Okay, that title might be a bit of a mislead, but after years of developing the technology, it seems that we might have something which is essentially the next best thing. Until recently, 3D printers were designed for use exclusively by trained technicians. And despite the ease with which modern 3D printers can be used, it is still difficult to design and prep the requisite models, which still requires expertise in modelling software.
But that too could be changing, thanks to the new MakerBot’s Digitizer Desktop 3D Scanner. Designed to supplement their printer (the Replicator 2) this device is capable of scanning any object, creating a three-dimensional model, and then uploading it to your printer where it will then be molded into solid form, bit by bit. In effect, people can now create objects as easily as they could print off an inkjet document.

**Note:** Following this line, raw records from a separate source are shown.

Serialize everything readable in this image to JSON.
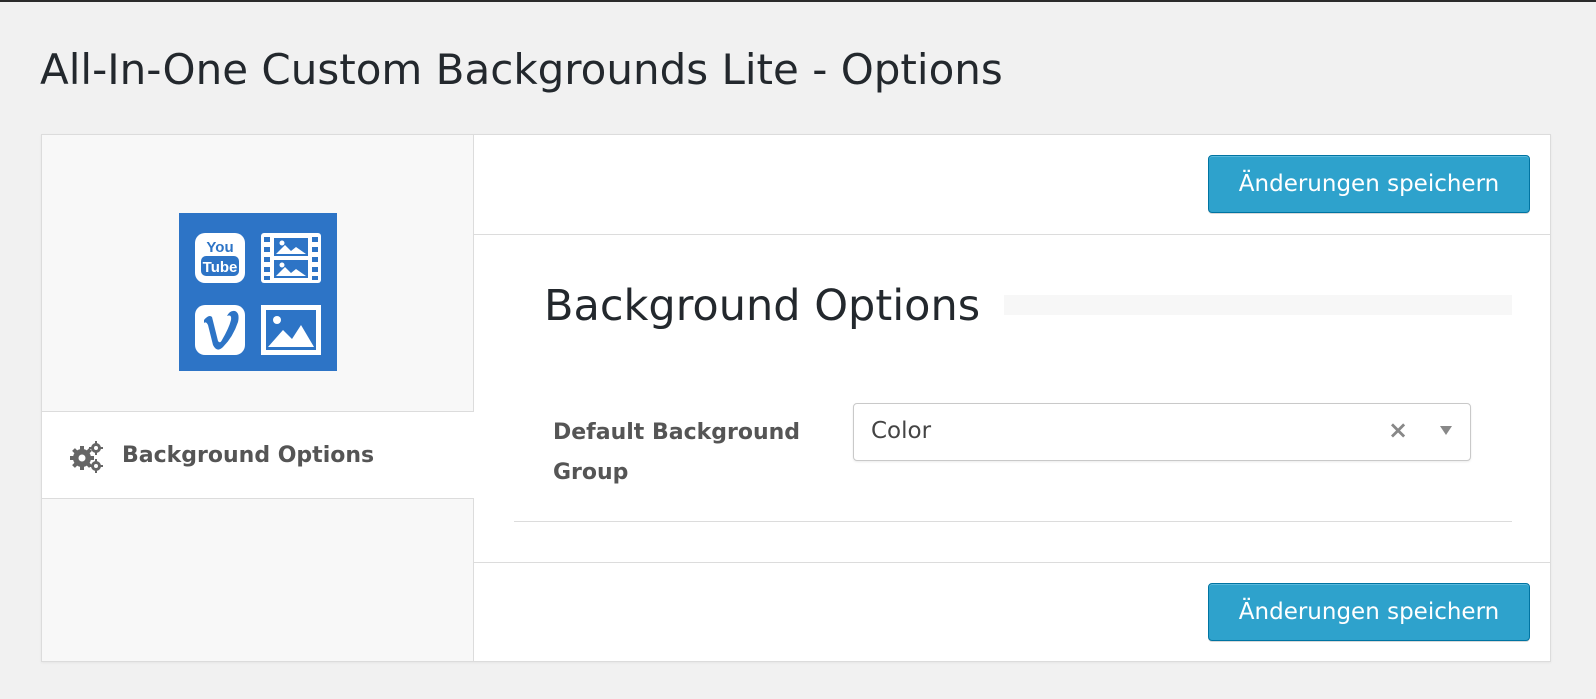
{
  "page": {
    "title": "All-In-One Custom Backgrounds Lite - Options"
  },
  "sidebar": {
    "logo_icons": [
      "youtube-icon",
      "film-icon",
      "vimeo-icon",
      "image-icon"
    ],
    "logo_text": "You Tube",
    "logo_color": "#2d74c6",
    "items": [
      {
        "label": "Background Options",
        "icon": "gears-icon",
        "active": true
      }
    ]
  },
  "toolbar": {
    "save_label": "Änderungen speichern"
  },
  "section": {
    "title": "Background Options"
  },
  "fields": {
    "default_background_group": {
      "label": "Default Background Group",
      "value": "Color",
      "clear_glyph": "×"
    }
  },
  "colors": {
    "accent": "#2ea2cc",
    "accent_border": "#0074a2",
    "background": "#f1f1f1"
  }
}
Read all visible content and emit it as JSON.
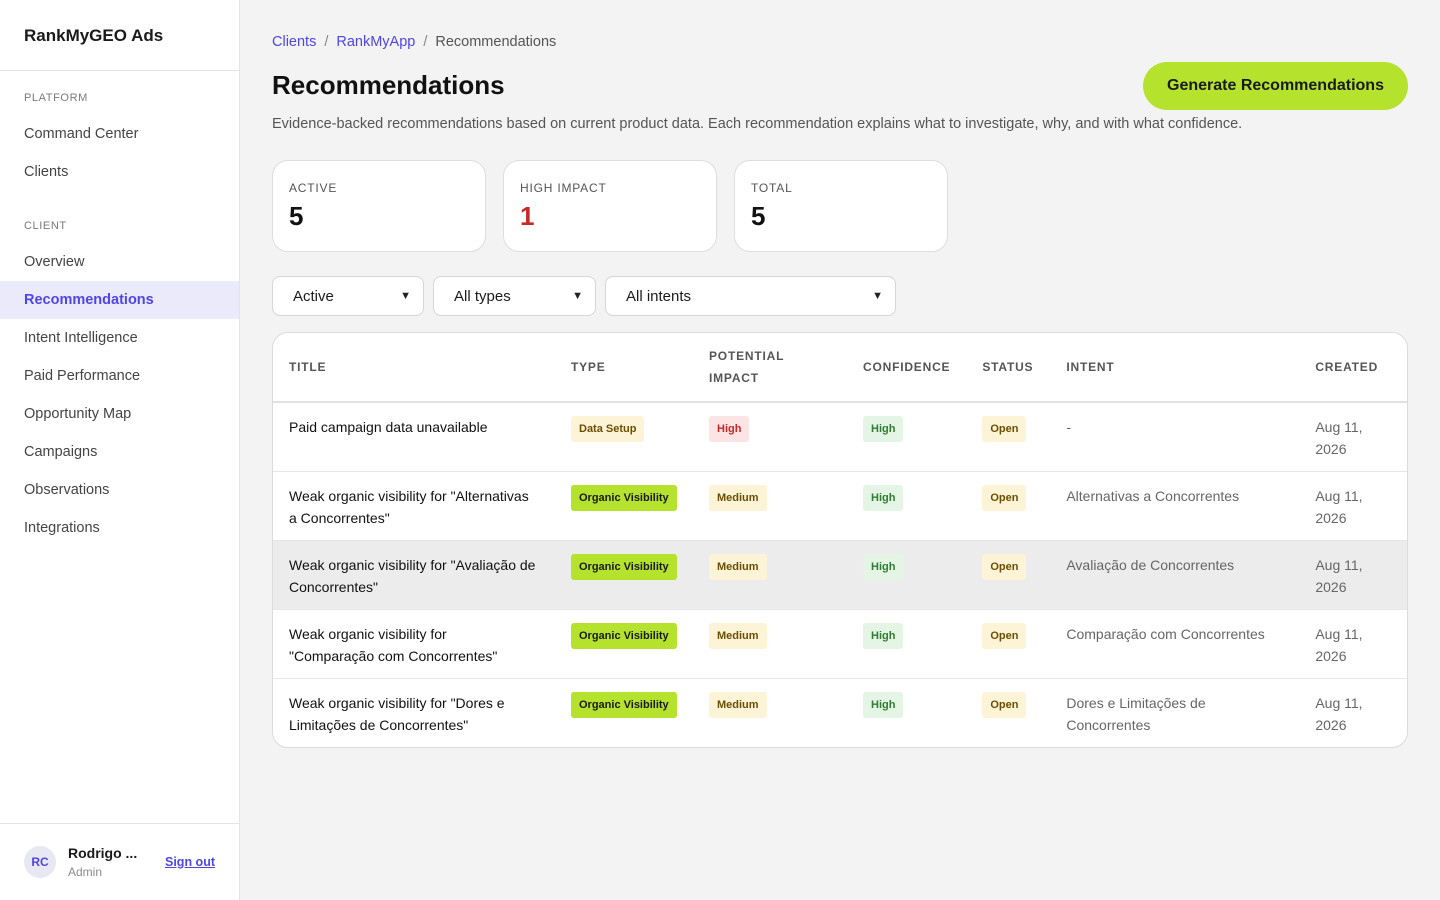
{
  "app": {
    "brand": "RankMyGEO Ads"
  },
  "sidebar": {
    "platform_label": "PLATFORM",
    "platform_items": [
      {
        "label": "Command Center"
      },
      {
        "label": "Clients"
      }
    ],
    "client_label": "CLIENT",
    "client_items": [
      {
        "label": "Overview"
      },
      {
        "label": "Recommendations"
      },
      {
        "label": "Intent Intelligence"
      },
      {
        "label": "Paid Performance"
      },
      {
        "label": "Opportunity Map"
      },
      {
        "label": "Campaigns"
      },
      {
        "label": "Observations"
      },
      {
        "label": "Integrations"
      }
    ],
    "user": {
      "initials": "RC",
      "name": "Rodrigo ...",
      "role": "Admin",
      "signout": "Sign out"
    }
  },
  "breadcrumb": {
    "items": [
      "Clients",
      "RankMyApp",
      "Recommendations"
    ],
    "sep": "/"
  },
  "page": {
    "title": "Recommendations",
    "subtitle": "Evidence-backed recommendations based on current product data. Each recommendation explains what to investigate, why, and with what confidence.",
    "generate_button": "Generate Recommendations"
  },
  "stats": [
    {
      "label": "ACTIVE",
      "value": "5"
    },
    {
      "label": "HIGH IMPACT",
      "value": "1"
    },
    {
      "label": "TOTAL",
      "value": "5"
    }
  ],
  "filters": {
    "status": "Active",
    "type": "All types",
    "intent": "All intents"
  },
  "table": {
    "headers": {
      "title": "TITLE",
      "type": "TYPE",
      "impact_1": "POTENTIAL",
      "impact_2": "IMPACT",
      "confidence": "CONFIDENCE",
      "status": "STATUS",
      "intent": "INTENT",
      "created": "CREATED"
    },
    "rows": [
      {
        "title": "Paid campaign data unavailable",
        "type": "Data Setup",
        "impact": "High",
        "confidence": "High",
        "status": "Open",
        "intent": "-",
        "created_1": "Aug 11,",
        "created_2": "2026"
      },
      {
        "title_1": "Weak organic visibility for \"Alternativas",
        "title_2": "a Concorrentes\"",
        "type": "Organic Visibility",
        "impact": "Medium",
        "confidence": "High",
        "status": "Open",
        "intent": "Alternativas a Concorrentes",
        "created_1": "Aug 11,",
        "created_2": "2026"
      },
      {
        "title_1": "Weak organic visibility for \"Avaliação de",
        "title_2": "Concorrentes\"",
        "type": "Organic Visibility",
        "impact": "Medium",
        "confidence": "High",
        "status": "Open",
        "intent": "Avaliação de Concorrentes",
        "created_1": "Aug 11,",
        "created_2": "2026"
      },
      {
        "title_1": "Weak organic visibility for",
        "title_2": "\"Comparação com Concorrentes\"",
        "type": "Organic Visibility",
        "impact": "Medium",
        "confidence": "High",
        "status": "Open",
        "intent": "Comparação com Concorrentes",
        "created_1": "Aug 11,",
        "created_2": "2026"
      },
      {
        "title_1": "Weak organic visibility for \"Dores e",
        "title_2": "Limitações de Concorrentes\"",
        "type": "Organic Visibility",
        "impact": "Medium",
        "confidence": "High",
        "status": "Open",
        "intent_1": "Dores e Limitações de",
        "intent_2": "Concorrentes",
        "created_1": "Aug 11,",
        "created_2": "2026"
      }
    ]
  },
  "colors": {
    "accent": "#4f46e5",
    "lime": "#b5e22c",
    "danger": "#c62828",
    "success": "#2e7d32"
  }
}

The Digitizer was revealed for the first time at the South by South West (SXSW) Conference in Austin, Texas earlier today, where emerging technologies are being showcased alongside the latest in entertainment and music. And while the device was merely a prototype, one which is still undergoing testing and refining, MakerBot announced that they plan to begin commercial production very soon.

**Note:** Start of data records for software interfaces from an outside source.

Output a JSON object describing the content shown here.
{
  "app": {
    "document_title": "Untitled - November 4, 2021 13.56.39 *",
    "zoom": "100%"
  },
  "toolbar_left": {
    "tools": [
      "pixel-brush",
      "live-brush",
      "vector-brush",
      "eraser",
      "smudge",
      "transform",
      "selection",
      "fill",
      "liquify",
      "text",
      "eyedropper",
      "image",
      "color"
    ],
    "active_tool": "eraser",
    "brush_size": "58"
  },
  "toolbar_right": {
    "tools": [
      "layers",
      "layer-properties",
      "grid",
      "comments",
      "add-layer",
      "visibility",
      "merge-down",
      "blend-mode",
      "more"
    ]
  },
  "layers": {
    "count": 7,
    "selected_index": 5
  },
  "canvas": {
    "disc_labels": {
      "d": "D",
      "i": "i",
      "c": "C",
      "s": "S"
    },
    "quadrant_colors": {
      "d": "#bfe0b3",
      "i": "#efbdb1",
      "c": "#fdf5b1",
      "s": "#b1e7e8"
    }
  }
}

Which makes it official. Human beings now have access to Replicator technology and is one step closer to living in a Star Trek universe! Granted, were not quite to the point where we can generate anything, including food and precious metals, but this latest development has revealed to us a future where DIY can encompass just about anything. If a an appliance breaks in your home, just scan the faulty component and download it into your printer. No need to contact the manufacturer and activate that troublesome warranty!

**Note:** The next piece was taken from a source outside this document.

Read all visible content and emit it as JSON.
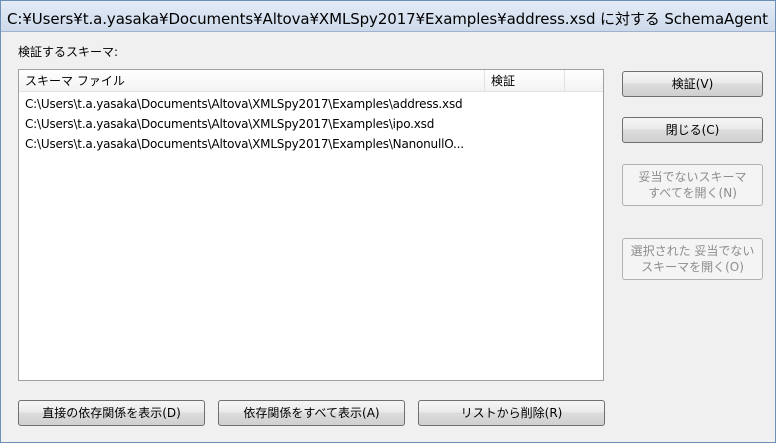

Naturally, there are concerns about the controversy this will create as well. While the Digitizer Desktop 3D Scanner will certainly be another big step towards making 3D printing more accessible, it’s also sure to add fuel the debate over the legality and copyright issues of duplicating real world objects. What’s more, the cost of each unit (most likely a few thousand dollars each) is pretty prohibitive for most households, raising the question of real access.
Nevertheless, this is still pretty exciting news. Since the beginning of recorded history, our collective economic models have been based on the idea of resource scarcity. But with further refinements and the ability to generate objects out of more materials (including the organic), all our economic models are likely to change and we could very well be embarking on a future where scarcity has effectively become obsolete.
Yes, with a little more time, research and cool gadgets, we could be witnessing the collapse of financial history. Where all units of value will be made useless and as a species, we’ll be one step closer to economic equilibrium! And I have to admit, this is one area of change that I find exciting, as opposed to scary!